• Dataset:
--- START ---
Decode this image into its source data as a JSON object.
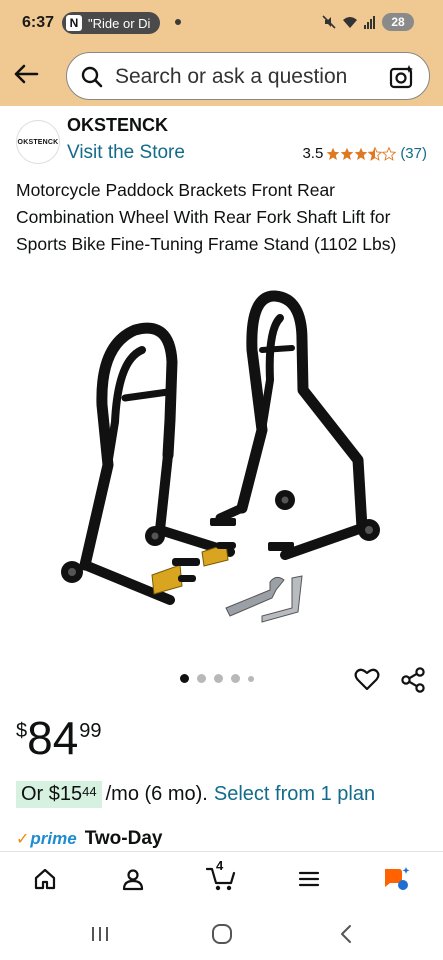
{
  "status_bar": {
    "time": "6:37",
    "notification_app": "N",
    "notification_text": "\"Ride or Di",
    "battery": "28"
  },
  "search": {
    "placeholder": "Search or ask a question"
  },
  "brand": {
    "logo_text": "OKSTENCK",
    "name": "OKSTENCK",
    "visit_store": "Visit the Store"
  },
  "rating": {
    "value": "3.5",
    "stars": 3.5,
    "count": "(37)"
  },
  "product": {
    "title": "Motorcycle Paddock Brackets Front Rear Combination Wheel With Rear Fork Shaft Lift for Sports Bike Fine-Tuning Frame Stand (1102 Lbs)",
    "image_count": 5,
    "active_image": 1
  },
  "price": {
    "symbol": "$",
    "whole": "84",
    "fraction": "99"
  },
  "installment": {
    "prefix": "Or $15",
    "cents": "44",
    "terms": "/mo (6 mo).",
    "plan_link": "Select from 1 plan"
  },
  "delivery": {
    "prime_check": "✓",
    "prime_label": "prime",
    "speed": "Two-Day"
  },
  "nav": {
    "cart_count": "4"
  },
  "colors": {
    "header_bg": "#f0c892",
    "link": "#136b8c",
    "star": "#de7921",
    "installment_bg": "#d7f1e0",
    "prime_blue": "#1f8bd1",
    "prime_check": "#f08804"
  }
}
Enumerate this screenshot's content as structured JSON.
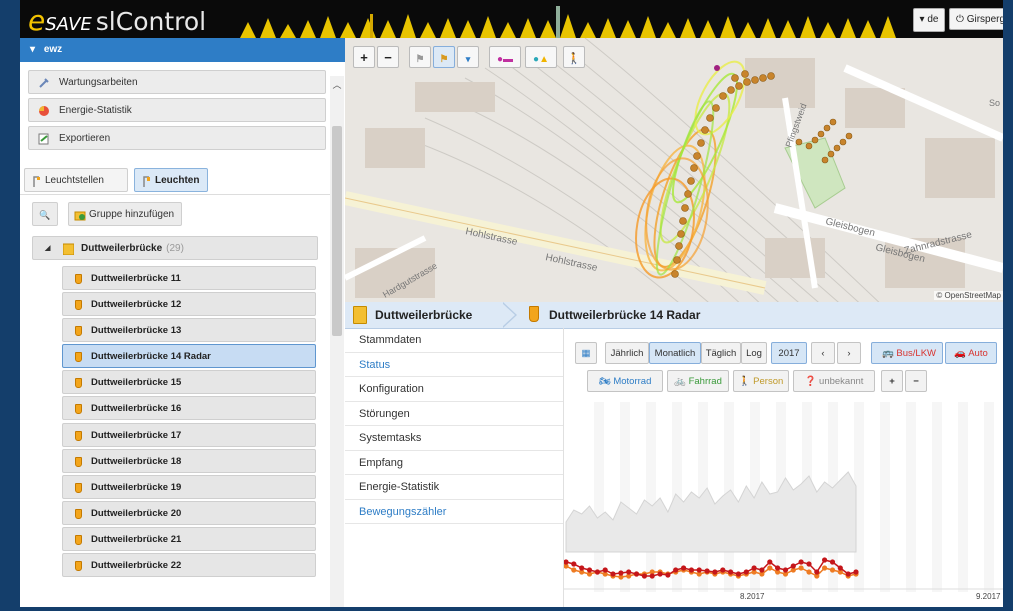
{
  "app": {
    "logo_e": "e",
    "logo_save": "SAVE",
    "logo_name": "slControl",
    "lang": "▾ de",
    "user": "Girsperger"
  },
  "sidebar": {
    "group": "ewz",
    "menu": [
      {
        "label": "Wartungsarbeiten",
        "icon": "wrench-icon"
      },
      {
        "label": "Energie-Statistik",
        "icon": "energy-icon"
      },
      {
        "label": "Exportieren",
        "icon": "export-icon"
      }
    ],
    "tabs": [
      {
        "label": "Leuchtstellen"
      },
      {
        "label": "Leuchten"
      }
    ],
    "search_icon": "🔍",
    "add_group": "Gruppe hinzufügen",
    "tree_group": {
      "label": "Duttweilerbrücke",
      "count": "(29)"
    },
    "items": [
      "Duttweilerbrücke 11",
      "Duttweilerbrücke 12",
      "Duttweilerbrücke 13",
      "Duttweilerbrücke 14 Radar",
      "Duttweilerbrücke 15",
      "Duttweilerbrücke 16",
      "Duttweilerbrücke 17",
      "Duttweilerbrücke 18",
      "Duttweilerbrücke 19",
      "Duttweilerbrücke 20",
      "Duttweilerbrücke 21",
      "Duttweilerbrücke 22"
    ],
    "selected_index": 3
  },
  "map": {
    "streets": [
      "Hohlstrasse",
      "Hohlstrasse",
      "Gleisbogen",
      "Gleisbogen",
      "Zahnradstrasse",
      "Pfingstweid",
      "Hardgutstrasse",
      "So"
    ],
    "attribution": "© OpenStreetMap"
  },
  "detail": {
    "crumb_group": "Duttweilerbrücke",
    "crumb_item": "Duttweilerbrücke 14 Radar",
    "subnav": [
      {
        "label": "Stammdaten",
        "state": "normal"
      },
      {
        "label": "Status",
        "state": "active"
      },
      {
        "label": "Konfiguration",
        "state": "normal"
      },
      {
        "label": "Störungen",
        "state": "normal"
      },
      {
        "label": "Systemtasks",
        "state": "normal"
      },
      {
        "label": "Empfang",
        "state": "normal"
      },
      {
        "label": "Energie-Statistik",
        "state": "normal"
      },
      {
        "label": "Bewegungszähler",
        "state": "link"
      }
    ],
    "period_buttons": [
      "Jährlich",
      "Monatlich",
      "Täglich",
      "Log"
    ],
    "period_active": "Monatlich",
    "year": "2017",
    "prev": "‹",
    "next": "›",
    "filters_row1": [
      "Bus/LKW",
      "Auto"
    ],
    "filters_row2": [
      "Motorrad",
      "Fahrrad",
      "Person",
      "unbekannt"
    ],
    "zoom_in": "+",
    "zoom_out": "−",
    "axis_labels": [
      "8.2017",
      "9.2017"
    ]
  },
  "colors": {
    "header": "#0a0a0a",
    "accent": "#2e7dc6",
    "series_red": "#c5161a",
    "series_orange": "#ee7b22",
    "range_fill": "#e9e9e9"
  }
}
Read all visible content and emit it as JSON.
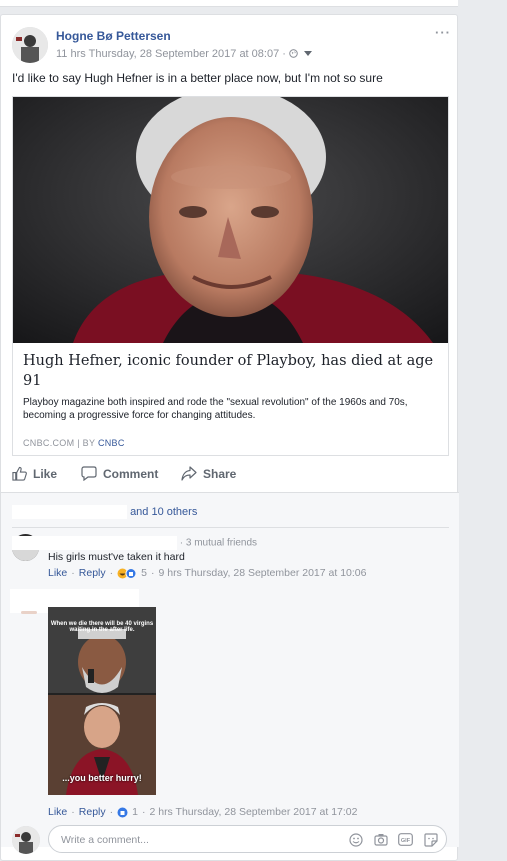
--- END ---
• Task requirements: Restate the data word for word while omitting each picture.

• Answer section:
Decode this image into its source data as a JSON object.
{
  "status_bar": {
    "time": "6:37",
    "notification_app": "N",
    "notification_text": "\"Ride or Di",
    "battery": "28"
  },
  "search": {
    "placeholder": "Search or ask a question"
  },
  "brand": {
    "logo_text": "OKSTENCK",
    "name": "OKSTENCK",
    "visit_store": "Visit the Store"
  },
  "rating": {
    "value": "3.5",
    "stars": 3.5,
    "count": "(37)"
  },
  "product": {
    "title": "Motorcycle Paddock Brackets Front Rear Combination Wheel With Rear Fork Shaft Lift for Sports Bike Fine-Tuning Frame Stand (1102 Lbs)",
    "image_count": 5,
    "active_image": 1
  },
  "price": {
    "symbol": "$",
    "whole": "84",
    "fraction": "99"
  },
  "installment": {
    "prefix": "Or $15",
    "cents": "44",
    "terms": "/mo (6 mo).",
    "plan_link": "Select from 1 plan"
  },
  "delivery": {
    "prime_check": "✓",
    "prime_label": "prime",
    "speed": "Two-Day"
  },
  "nav": {
    "cart_count": "4"
  },
  "colors": {
    "header_bg": "#f0c892",
    "link": "#136b8c",
    "star": "#de7921",
    "installment_bg": "#d7f1e0",
    "prime_blue": "#1f8bd1",
    "prime_check": "#f08804"
  }
}
Enumerate this screenshot's content as structured JSON.
{
  "app": {
    "logo_e": "e",
    "logo_save": "SAVE",
    "logo_name": "slControl",
    "lang": "▾ de",
    "user": "Girsperger"
  },
  "sidebar": {
    "group": "ewz",
    "menu": [
      {
        "label": "Wartungsarbeiten",
        "icon": "wrench-icon"
      },
      {
        "label": "Energie-Statistik",
        "icon": "energy-icon"
      },
      {
        "label": "Exportieren",
        "icon": "export-icon"
      }
    ],
    "tabs": [
      {
        "label": "Leuchtstellen"
      },
      {
        "label": "Leuchten"
      }
    ],
    "search_icon": "🔍",
    "add_group": "Gruppe hinzufügen",
    "tree_group": {
      "label": "Duttweilerbrücke",
      "count": "(29)"
    },
    "items": [
      "Duttweilerbrücke 11",
      "Duttweilerbrücke 12",
      "Duttweilerbrücke 13",
      "Duttweilerbrücke 14 Radar",
      "Duttweilerbrücke 15",
      "Duttweilerbrücke 16",
      "Duttweilerbrücke 17",
      "Duttweilerbrücke 18",
      "Duttweilerbrücke 19",
      "Duttweilerbrücke 20",
      "Duttweilerbrücke 21",
      "Duttweilerbrücke 22"
    ],
    "selected_index": 3
  },
  "map": {
    "streets": [
      "Hohlstrasse",
      "Hohlstrasse",
      "Gleisbogen",
      "Gleisbogen",
      "Zahnradstrasse",
      "Pfingstweid",
      "Hardgutstrasse",
      "So"
    ],
    "attribution": "© OpenStreetMap"
  },
  "detail": {
    "crumb_group": "Duttweilerbrücke",
    "crumb_item": "Duttweilerbrücke 14 Radar",
    "subnav": [
      {
        "label": "Stammdaten",
        "state": "normal"
      },
      {
        "label": "Status",
        "state": "active"
      },
      {
        "label": "Konfiguration",
        "state": "normal"
      },
      {
        "label": "Störungen",
        "state": "normal"
      },
      {
        "label": "Systemtasks",
        "state": "normal"
      },
      {
        "label": "Empfang",
        "state": "normal"
      },
      {
        "label": "Energie-Statistik",
        "state": "normal"
      },
      {
        "label": "Bewegungszähler",
        "state": "link"
      }
    ],
    "period_buttons": [
      "Jährlich",
      "Monatlich",
      "Täglich",
      "Log"
    ],
    "period_active": "Monatlich",
    "year": "2017",
    "prev": "‹",
    "next": "›",
    "filters_row1": [
      "Bus/LKW",
      "Auto"
    ],
    "filters_row2": [
      "Motorrad",
      "Fahrrad",
      "Person",
      "unbekannt"
    ],
    "zoom_in": "+",
    "zoom_out": "−",
    "axis_labels": [
      "8.2017",
      "9.2017"
    ]
  },
  "colors": {
    "header": "#0a0a0a",
    "accent": "#2e7dc6",
    "series_red": "#c5161a",
    "series_orange": "#ee7b22",
    "range_fill": "#e9e9e9"
  }
}
Read all visible content and emit it as JSON.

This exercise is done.